by Tony Lindsay
The summer of 1919 was a brutal heartless time for America. James Weldon Johnson labeled it the Red Summer due to the bloodshed that occurred in race riots in Arkansas, Chicago, and DC. In response to the climate of the country, Claude McKay, a recent immigrant from Jamaica wrote 'If We must Die'. The poem was considered one of the initiating pieces of the Harlem Renaissance.
If We Must Die
If we must die, let it not be like hogs
Hunted and penned in an inglorious spot.
While round us bark the mad and hungry dogs.
Making their mock at our accursed lot.
If we must die, O let us nobly die,
So that our precious blood may not be shed
In vain; then even the monsters we defy
Shall be constrained to honor us though dead!
O kinsmen! we must meet the common foe!
Though far outnumbered let us show us brave.
And for their blows deal one deathblow!
What though before us lies the open?
Like men we'll face the murderous, cowardly pack,
Pressed to the wall, dying, but fighting back!

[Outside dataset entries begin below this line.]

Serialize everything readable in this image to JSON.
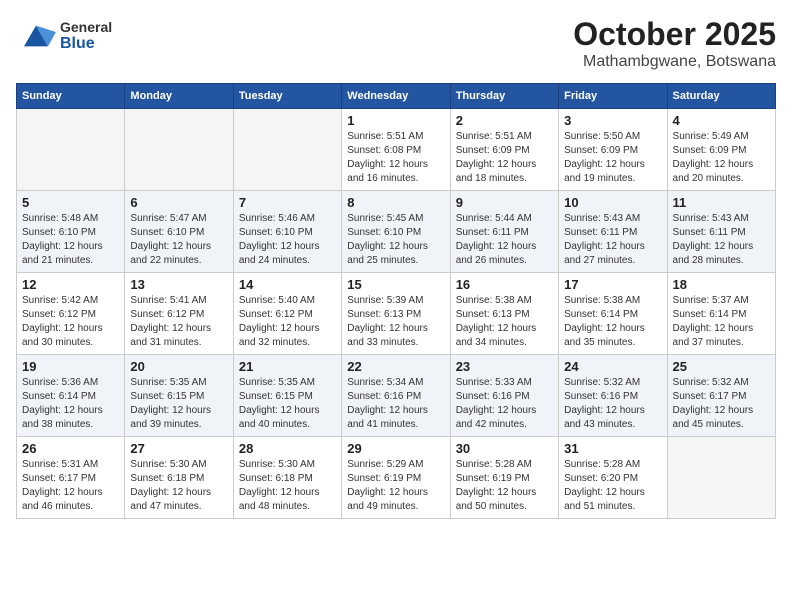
{
  "header": {
    "logo_general": "General",
    "logo_blue": "Blue",
    "month": "October 2025",
    "location": "Mathambgwane, Botswana"
  },
  "days_of_week": [
    "Sunday",
    "Monday",
    "Tuesday",
    "Wednesday",
    "Thursday",
    "Friday",
    "Saturday"
  ],
  "weeks": [
    [
      {
        "day": "",
        "empty": true
      },
      {
        "day": "",
        "empty": true
      },
      {
        "day": "",
        "empty": true
      },
      {
        "day": "1",
        "sunrise": "5:51 AM",
        "sunset": "6:08 PM",
        "daylight": "12 hours and 16 minutes."
      },
      {
        "day": "2",
        "sunrise": "5:51 AM",
        "sunset": "6:09 PM",
        "daylight": "12 hours and 18 minutes."
      },
      {
        "day": "3",
        "sunrise": "5:50 AM",
        "sunset": "6:09 PM",
        "daylight": "12 hours and 19 minutes."
      },
      {
        "day": "4",
        "sunrise": "5:49 AM",
        "sunset": "6:09 PM",
        "daylight": "12 hours and 20 minutes."
      }
    ],
    [
      {
        "day": "5",
        "sunrise": "5:48 AM",
        "sunset": "6:10 PM",
        "daylight": "12 hours and 21 minutes."
      },
      {
        "day": "6",
        "sunrise": "5:47 AM",
        "sunset": "6:10 PM",
        "daylight": "12 hours and 22 minutes."
      },
      {
        "day": "7",
        "sunrise": "5:46 AM",
        "sunset": "6:10 PM",
        "daylight": "12 hours and 24 minutes."
      },
      {
        "day": "8",
        "sunrise": "5:45 AM",
        "sunset": "6:10 PM",
        "daylight": "12 hours and 25 minutes."
      },
      {
        "day": "9",
        "sunrise": "5:44 AM",
        "sunset": "6:11 PM",
        "daylight": "12 hours and 26 minutes."
      },
      {
        "day": "10",
        "sunrise": "5:43 AM",
        "sunset": "6:11 PM",
        "daylight": "12 hours and 27 minutes."
      },
      {
        "day": "11",
        "sunrise": "5:43 AM",
        "sunset": "6:11 PM",
        "daylight": "12 hours and 28 minutes."
      }
    ],
    [
      {
        "day": "12",
        "sunrise": "5:42 AM",
        "sunset": "6:12 PM",
        "daylight": "12 hours and 30 minutes."
      },
      {
        "day": "13",
        "sunrise": "5:41 AM",
        "sunset": "6:12 PM",
        "daylight": "12 hours and 31 minutes."
      },
      {
        "day": "14",
        "sunrise": "5:40 AM",
        "sunset": "6:12 PM",
        "daylight": "12 hours and 32 minutes."
      },
      {
        "day": "15",
        "sunrise": "5:39 AM",
        "sunset": "6:13 PM",
        "daylight": "12 hours and 33 minutes."
      },
      {
        "day": "16",
        "sunrise": "5:38 AM",
        "sunset": "6:13 PM",
        "daylight": "12 hours and 34 minutes."
      },
      {
        "day": "17",
        "sunrise": "5:38 AM",
        "sunset": "6:14 PM",
        "daylight": "12 hours and 35 minutes."
      },
      {
        "day": "18",
        "sunrise": "5:37 AM",
        "sunset": "6:14 PM",
        "daylight": "12 hours and 37 minutes."
      }
    ],
    [
      {
        "day": "19",
        "sunrise": "5:36 AM",
        "sunset": "6:14 PM",
        "daylight": "12 hours and 38 minutes."
      },
      {
        "day": "20",
        "sunrise": "5:35 AM",
        "sunset": "6:15 PM",
        "daylight": "12 hours and 39 minutes."
      },
      {
        "day": "21",
        "sunrise": "5:35 AM",
        "sunset": "6:15 PM",
        "daylight": "12 hours and 40 minutes."
      },
      {
        "day": "22",
        "sunrise": "5:34 AM",
        "sunset": "6:16 PM",
        "daylight": "12 hours and 41 minutes."
      },
      {
        "day": "23",
        "sunrise": "5:33 AM",
        "sunset": "6:16 PM",
        "daylight": "12 hours and 42 minutes."
      },
      {
        "day": "24",
        "sunrise": "5:32 AM",
        "sunset": "6:16 PM",
        "daylight": "12 hours and 43 minutes."
      },
      {
        "day": "25",
        "sunrise": "5:32 AM",
        "sunset": "6:17 PM",
        "daylight": "12 hours and 45 minutes."
      }
    ],
    [
      {
        "day": "26",
        "sunrise": "5:31 AM",
        "sunset": "6:17 PM",
        "daylight": "12 hours and 46 minutes."
      },
      {
        "day": "27",
        "sunrise": "5:30 AM",
        "sunset": "6:18 PM",
        "daylight": "12 hours and 47 minutes."
      },
      {
        "day": "28",
        "sunrise": "5:30 AM",
        "sunset": "6:18 PM",
        "daylight": "12 hours and 48 minutes."
      },
      {
        "day": "29",
        "sunrise": "5:29 AM",
        "sunset": "6:19 PM",
        "daylight": "12 hours and 49 minutes."
      },
      {
        "day": "30",
        "sunrise": "5:28 AM",
        "sunset": "6:19 PM",
        "daylight": "12 hours and 50 minutes."
      },
      {
        "day": "31",
        "sunrise": "5:28 AM",
        "sunset": "6:20 PM",
        "daylight": "12 hours and 51 minutes."
      },
      {
        "day": "",
        "empty": true
      }
    ]
  ],
  "labels": {
    "sunrise": "Sunrise:",
    "sunset": "Sunset:",
    "daylight": "Daylight:"
  }
}
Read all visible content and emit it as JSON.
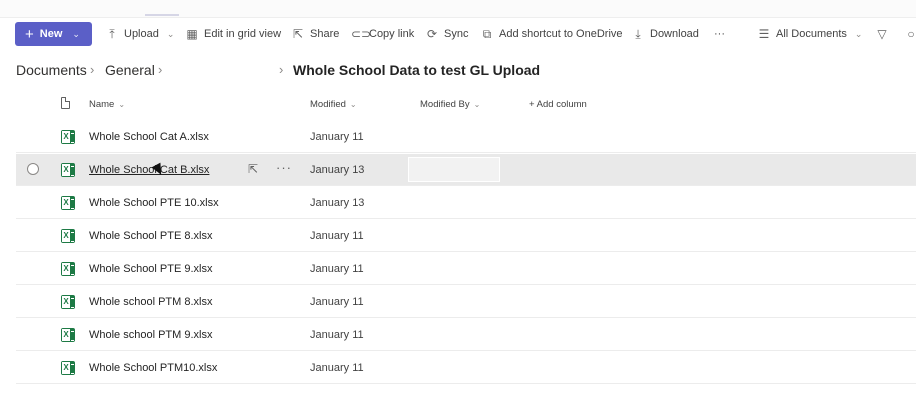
{
  "command_bar": {
    "new_label": "New",
    "upload_label": "Upload",
    "grid_view_label": "Edit in grid view",
    "share_label": "Share",
    "copy_link_label": "Copy link",
    "sync_label": "Sync",
    "shortcut_label": "Add shortcut to OneDrive",
    "download_label": "Download",
    "more_label": "···",
    "view_label": "All Documents",
    "accent_color": "#5b5fc7"
  },
  "breadcrumb": {
    "root": "Documents",
    "middle": "General",
    "current": "Whole School Data to test GL Upload"
  },
  "columns": {
    "name": "Name",
    "modified": "Modified",
    "modified_by": "Modified By",
    "add_column": "+ Add column"
  },
  "files": [
    {
      "name": "Whole School Cat A.xlsx",
      "modified": "January 11"
    },
    {
      "name": "Whole School Cat B.xlsx",
      "modified": "January 13"
    },
    {
      "name": "Whole School PTE 10.xlsx",
      "modified": "January 13"
    },
    {
      "name": "Whole School PTE 8.xlsx",
      "modified": "January 11"
    },
    {
      "name": "Whole School PTE 9.xlsx",
      "modified": "January 11"
    },
    {
      "name": "Whole school PTM 8.xlsx",
      "modified": "January 11"
    },
    {
      "name": "Whole school PTM 9.xlsx",
      "modified": "January 11"
    },
    {
      "name": "Whole School PTM10.xlsx",
      "modified": "January 11"
    }
  ],
  "icons": {
    "file_type": "excel-icon",
    "excel_color": "#1d7a45"
  }
}
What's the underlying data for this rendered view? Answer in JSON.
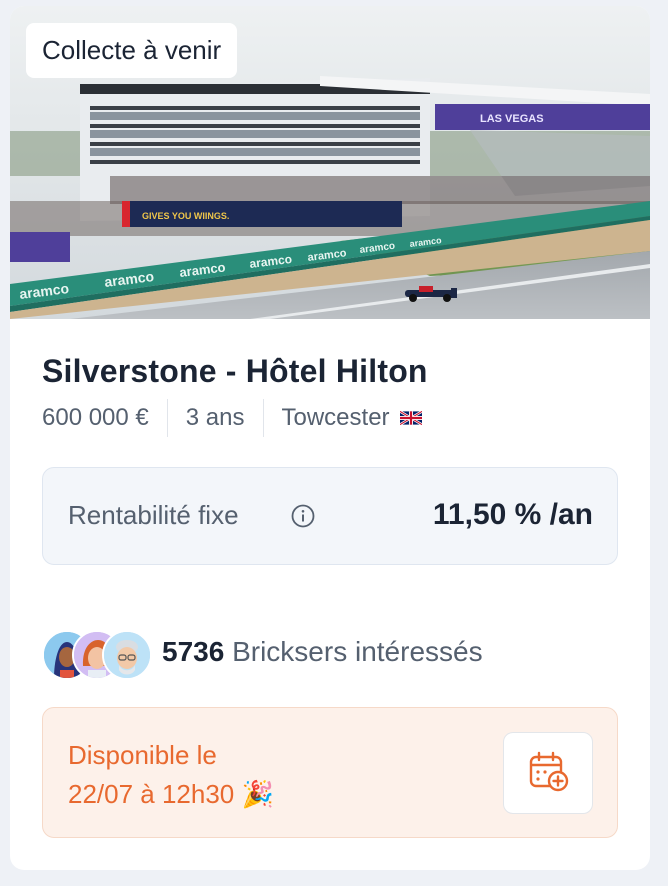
{
  "card": {
    "badge": "Collecte à venir",
    "title": "Silverstone - Hôtel Hilton",
    "amount": "600 000 €",
    "duration": "3 ans",
    "location": "Towcester",
    "country_flag": "uk-flag-icon",
    "image_texts": {
      "sponsor": "aramco",
      "banner": "LAS VEGAS",
      "slogan": "GIVES YOU WIINGS."
    }
  },
  "return": {
    "label": "Rentabilité fixe",
    "value": "11,50 % /an",
    "icon": "info-icon"
  },
  "interest": {
    "count": "5736",
    "label": "Bricksers intéressés"
  },
  "availability": {
    "line1": "Disponible le",
    "line2": "22/07 à 12h30 🎉",
    "button_icon": "calendar-add-icon"
  },
  "colors": {
    "accent": "#e8692f",
    "text_dark": "#1b2434",
    "text_muted": "#55606f",
    "page_bg": "#eef1f6",
    "return_bg": "#f3f6fa",
    "availability_bg": "#fdf1ea"
  }
}
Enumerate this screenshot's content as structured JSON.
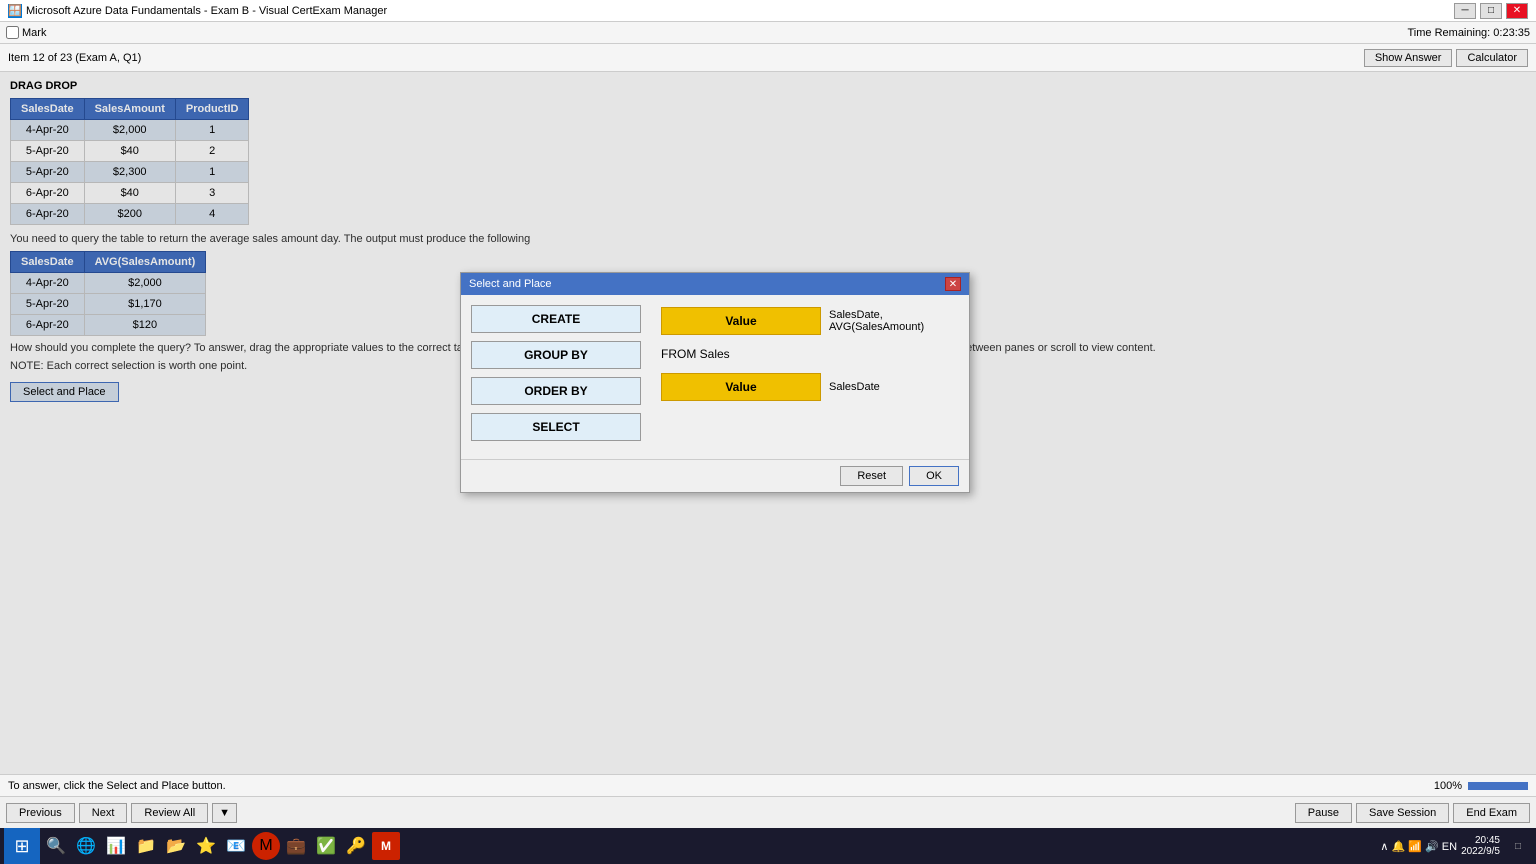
{
  "titlebar": {
    "title": "Microsoft Azure Data Fundamentals - Exam B - Visual CertExam Manager",
    "icon": "🪟",
    "min_label": "─",
    "restore_label": "□",
    "close_label": "✕"
  },
  "menubar": {
    "mark_label": "Mark"
  },
  "toolbar": {
    "item_info": "Item 12 of 23  (Exam A, Q1)",
    "show_answer_label": "Show Answer",
    "calculator_label": "Calculator"
  },
  "drag_drop": {
    "section_label": "DRAG DROP",
    "table1": {
      "headers": [
        "SalesDate",
        "SalesAmount",
        "ProductID"
      ],
      "rows": [
        [
          "4-Apr-20",
          "$2,000",
          "1"
        ],
        [
          "5-Apr-20",
          "$40",
          "2"
        ],
        [
          "5-Apr-20",
          "$2,300",
          "1"
        ],
        [
          "6-Apr-20",
          "$40",
          "3"
        ],
        [
          "6-Apr-20",
          "$200",
          "4"
        ]
      ]
    },
    "question_text": "You need to query the table to return the average sales amount day. The output must produce the following",
    "table2": {
      "headers": [
        "SalesDate",
        "AVG(SalesAmount)"
      ],
      "rows": [
        [
          "4-Apr-20",
          "$2,000"
        ],
        [
          "5-Apr-20",
          "$1,170"
        ],
        [
          "6-Apr-20",
          "$120"
        ]
      ]
    },
    "instruction_text": "How should you complete the query? To answer, drag the appropriate values to the correct targets. Each value may be used once, more than once, or not at all. You may need to drag the split bar between panes or scroll to view content.",
    "note_text": "NOTE: Each correct selection is worth one point.",
    "select_place_button": "Select and Place"
  },
  "modal": {
    "title": "Select and Place",
    "close_label": "✕",
    "keywords": [
      {
        "id": "create",
        "label": "CREATE"
      },
      {
        "id": "group_by",
        "label": "GROUP BY"
      },
      {
        "id": "order_by",
        "label": "ORDER BY"
      },
      {
        "id": "select",
        "label": "SELECT"
      }
    ],
    "right_panel": {
      "row1_value": "Value",
      "row1_label": "SalesDate,\nAVG(SalesAmount)",
      "row2_text": "FROM Sales",
      "row3_value": "Value",
      "row3_label": "SalesDate"
    },
    "reset_label": "Reset",
    "ok_label": "OK"
  },
  "status_bar": {
    "answer_text": "To answer, click the Select and Place button.",
    "zoom_label": "100%"
  },
  "nav_bar": {
    "previous_label": "Previous",
    "next_label": "Next",
    "review_all_label": "Review All",
    "dropdown_arrow": "▼",
    "pause_label": "Pause",
    "save_session_label": "Save Session",
    "end_exam_label": "End Exam"
  },
  "taskbar": {
    "icons": [
      "⊞",
      "🔵",
      "📊",
      "📁",
      "📂",
      "🌐",
      "⭐",
      "📧",
      "💼",
      "✅",
      "🔑",
      "🔴"
    ],
    "tray": {
      "time": "20:45",
      "date": "2022/9/5"
    }
  },
  "time_remaining": {
    "label": "Time Remaining: 0:23:35"
  }
}
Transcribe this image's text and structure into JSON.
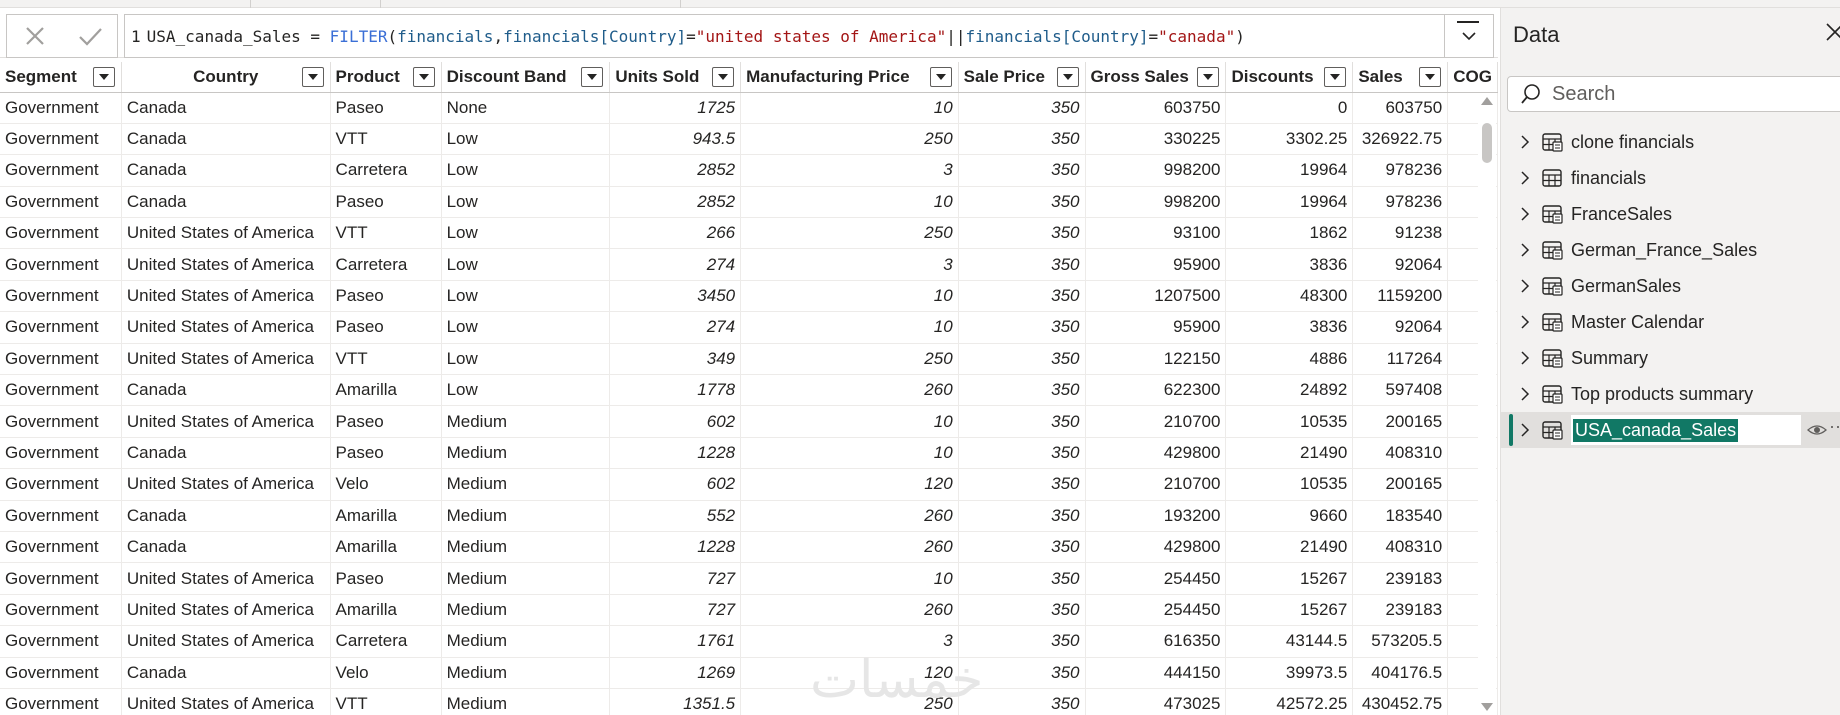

The Harlem Renaissance emerged as a social, political, and artistic movement for African Americans, letting America know that there was a New Negro within its mist. A literate, educated Negro who saw the injustice of the nation and was able to speak out against it. Festus Claudius McKay was one of the first to write against the events of the times.